WHAT IS REQUIRED | Read through the lines below for the string "this" and copy each one that has it.

Extracted data entries
━━━━━━━━━━━━━━━━

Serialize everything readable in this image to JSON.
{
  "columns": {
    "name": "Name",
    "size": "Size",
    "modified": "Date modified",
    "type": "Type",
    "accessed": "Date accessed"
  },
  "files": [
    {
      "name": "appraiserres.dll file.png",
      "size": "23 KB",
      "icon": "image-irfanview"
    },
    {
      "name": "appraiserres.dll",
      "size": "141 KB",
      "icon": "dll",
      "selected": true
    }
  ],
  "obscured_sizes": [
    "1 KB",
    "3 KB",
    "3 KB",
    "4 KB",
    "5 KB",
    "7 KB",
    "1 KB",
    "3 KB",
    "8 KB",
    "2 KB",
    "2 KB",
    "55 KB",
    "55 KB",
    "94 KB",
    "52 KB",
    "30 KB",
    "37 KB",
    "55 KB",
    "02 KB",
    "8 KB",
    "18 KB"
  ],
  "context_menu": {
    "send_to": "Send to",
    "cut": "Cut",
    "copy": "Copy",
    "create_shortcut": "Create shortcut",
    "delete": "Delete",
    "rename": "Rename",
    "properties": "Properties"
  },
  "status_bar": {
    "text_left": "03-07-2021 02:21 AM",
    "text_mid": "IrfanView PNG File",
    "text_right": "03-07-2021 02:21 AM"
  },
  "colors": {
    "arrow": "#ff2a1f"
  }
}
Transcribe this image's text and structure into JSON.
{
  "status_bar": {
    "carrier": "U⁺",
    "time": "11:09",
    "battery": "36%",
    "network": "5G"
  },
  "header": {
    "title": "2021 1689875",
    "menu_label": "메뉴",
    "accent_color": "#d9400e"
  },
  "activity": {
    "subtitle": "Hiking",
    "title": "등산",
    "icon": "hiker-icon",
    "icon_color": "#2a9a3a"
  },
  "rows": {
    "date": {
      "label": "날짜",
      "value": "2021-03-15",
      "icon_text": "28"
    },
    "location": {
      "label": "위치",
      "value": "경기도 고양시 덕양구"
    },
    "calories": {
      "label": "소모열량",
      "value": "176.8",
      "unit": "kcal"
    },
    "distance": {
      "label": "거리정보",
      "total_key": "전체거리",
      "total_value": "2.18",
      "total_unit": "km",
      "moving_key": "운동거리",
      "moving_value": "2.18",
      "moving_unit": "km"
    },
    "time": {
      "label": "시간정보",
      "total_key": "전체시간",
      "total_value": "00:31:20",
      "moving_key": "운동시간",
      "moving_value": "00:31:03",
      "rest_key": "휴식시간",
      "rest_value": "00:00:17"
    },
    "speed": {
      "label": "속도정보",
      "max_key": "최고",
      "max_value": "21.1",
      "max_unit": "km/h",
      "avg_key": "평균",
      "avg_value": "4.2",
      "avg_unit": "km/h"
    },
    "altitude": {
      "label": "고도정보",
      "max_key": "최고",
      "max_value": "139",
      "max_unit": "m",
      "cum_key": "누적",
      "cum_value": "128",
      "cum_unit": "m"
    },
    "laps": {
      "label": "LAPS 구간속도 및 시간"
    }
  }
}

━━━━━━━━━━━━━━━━

EXERCISE SOLUTION |
Serialize everything readable in this image to JSON.
Transcribe this image's text and structure into JSON.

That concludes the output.